she can baby-sit he gets his first bit of money. Some of them come freely
and give some of that to the priest. They turn out well. However, I have
observed with sadness that others use their first bit of money on themselves
in a selfish way. They grow up, go to college, and leave the Church to
the great sadness of their parents and the Catholic community. Why! It
is because they never considered giving to the Church or to those less
blessed than themselves.
We are in the holy season of Lent. Let us consider the words of the
Breviary, taken from the first Epistle of St. Peter, for Compline each
day. In chapter 5, 8-9 he says, "Be sober and watch; because your adversary
the devil, as a roaring lion, goeth about seeking whom he may devour. Whom
resist ye, strong in faith; knowing that the same affliction befalls your
brethren who are in the world."
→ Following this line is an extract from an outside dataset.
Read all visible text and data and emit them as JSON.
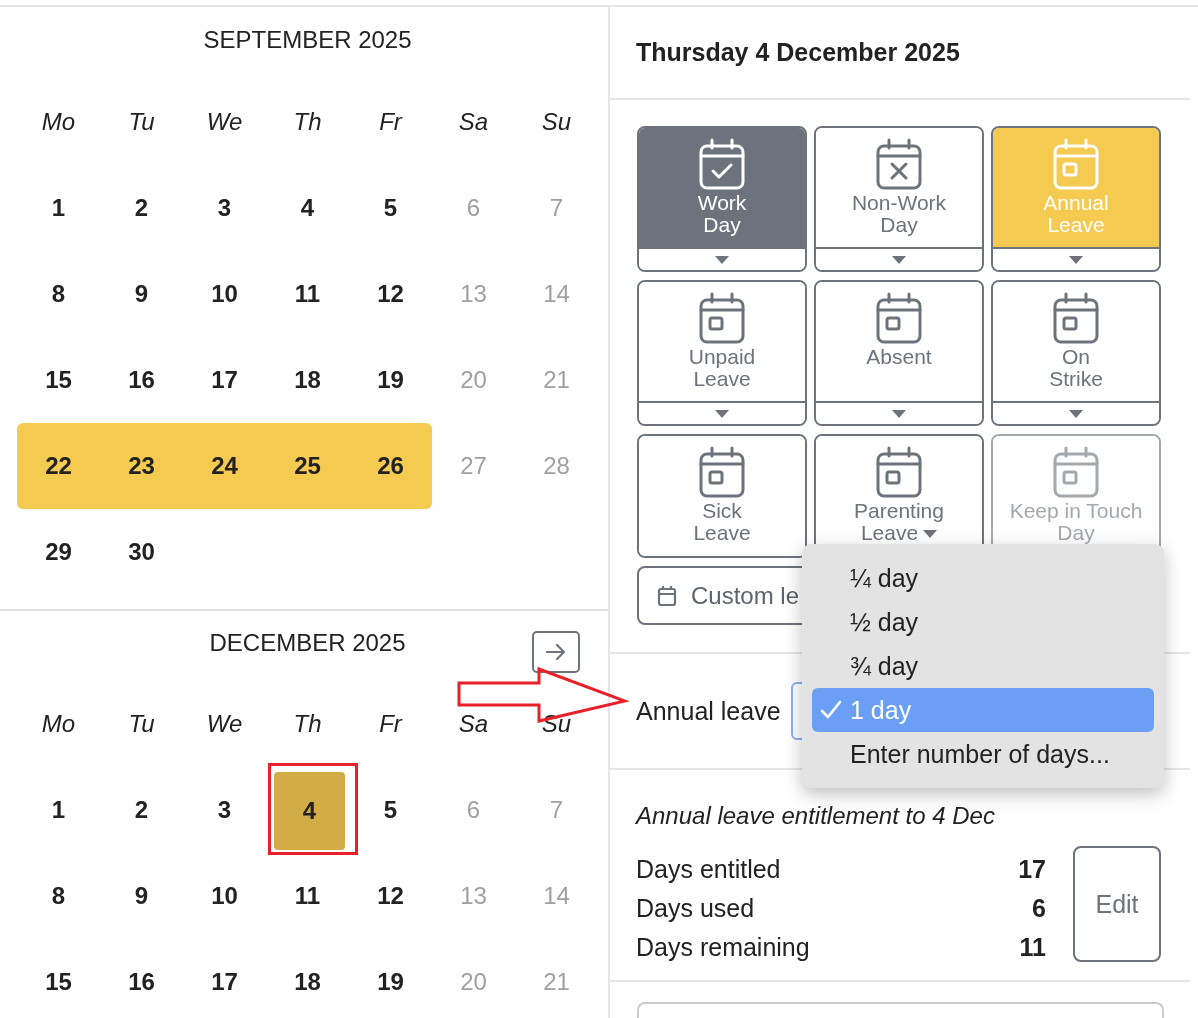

English – the Third Official Language of the Church
I bring this topic before you as something to think about and pray about.
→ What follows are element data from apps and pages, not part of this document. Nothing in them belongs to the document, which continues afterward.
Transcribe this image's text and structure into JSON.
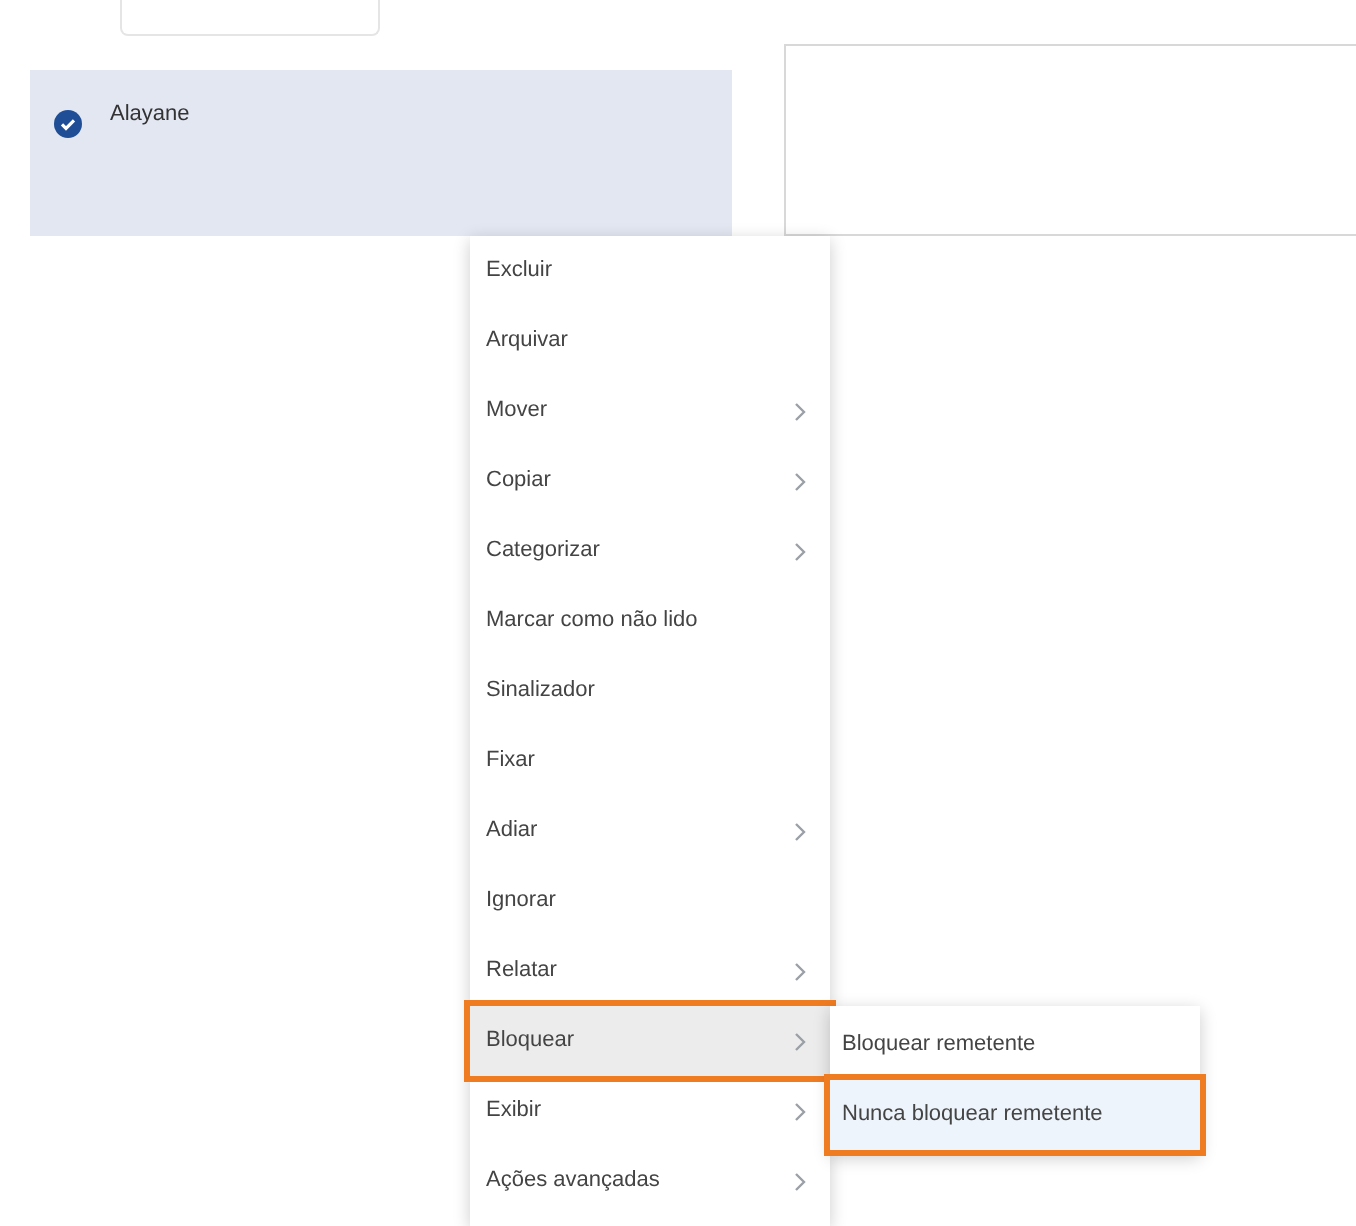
{
  "message_list": {
    "items": [
      {
        "sender": "Alayane",
        "selected": true
      }
    ]
  },
  "context_menu": {
    "items": [
      {
        "label": "Excluir",
        "submenu": false,
        "selected": false,
        "highlighted": false
      },
      {
        "label": "Arquivar",
        "submenu": false,
        "selected": false,
        "highlighted": false
      },
      {
        "label": "Mover",
        "submenu": true,
        "selected": false,
        "highlighted": false
      },
      {
        "label": "Copiar",
        "submenu": true,
        "selected": false,
        "highlighted": false
      },
      {
        "label": "Categorizar",
        "submenu": true,
        "selected": false,
        "highlighted": false
      },
      {
        "label": "Marcar como não lido",
        "submenu": false,
        "selected": false,
        "highlighted": false
      },
      {
        "label": "Sinalizador",
        "submenu": false,
        "selected": false,
        "highlighted": false
      },
      {
        "label": "Fixar",
        "submenu": false,
        "selected": false,
        "highlighted": false
      },
      {
        "label": "Adiar",
        "submenu": true,
        "selected": false,
        "highlighted": false
      },
      {
        "label": "Ignorar",
        "submenu": false,
        "selected": false,
        "highlighted": false
      },
      {
        "label": "Relatar",
        "submenu": true,
        "selected": false,
        "highlighted": false
      },
      {
        "label": "Bloquear",
        "submenu": true,
        "selected": true,
        "highlighted": true
      },
      {
        "label": "Exibir",
        "submenu": true,
        "selected": false,
        "highlighted": false
      },
      {
        "label": "Ações avançadas",
        "submenu": true,
        "selected": false,
        "highlighted": false
      }
    ]
  },
  "submenu": {
    "items": [
      {
        "label": "Bloquear remetente",
        "selected": false,
        "highlighted": false
      },
      {
        "label": "Nunca bloquear remetente",
        "selected": true,
        "highlighted": true
      }
    ]
  }
}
If the English language is ruined (by such things as "Ebonics"), then all
the wonderful expression in the English language will be lost to posterity.
Let me explain.
When I went to the Ryukyu Islands as a missionary in 1948 there were
practically no Catholic books in existence. Gradually, paper back books
were produced, and the Catholics loved them. That honeymoon ended in about
sixteen years. The young people came to me and asked for new books on the
same topics. Why? Because they could not read the Japanese characters in
them. The younger generation asked me to give the older books to the older
generation who can read them. The younger people knew only the simplified
characters. The younger people were cut off from nearly all of the learning
of former generations, and they were not happy about it.
The Japanese characters change so much that all ecclesiastical document
and records must be kept in the ABCs. Standardization in language is most
important. The Church saw that Latin became the almost perfect avenue of
learning. By taking Latin, as it was, for its official language, the Church
used Latin in all Her doctrines and other liturgy so that it can forever
be understood. If the Catholic Church now takes perfect English in the
written word and in the spoken word, it will do a great service in preserving
learning as it is in books all over the world. Furthermore, even if the
crack-pot educators ruin the English language the learning in billions
of books will still be understood by means of the English language as it
is preserved in the one, holy, catholic and apostolic Church. We will have
the key to all learning both in the Church and in the civil order.
English is the world language today. Every airplane pilot and every
airport tower on earth is mandated to use only English. We are leaving
the tower of Babel behind, but the storm clouds of destruction are looming
over-head. Our opportunity to be the greatest benefactor in the service
of communicating truth to the world is before us. Our Lord told us that
He is the way, the truth and the life. Pray that God may enlighten and
strengthen those in charge of this momentous decision - so extremely important
for harmony on earth and for the salvation of immortal souls.
May the grace and peace of our Lord, Jesus Christ be with
each one of you. You are in my prayers and Masses. Please pray for me.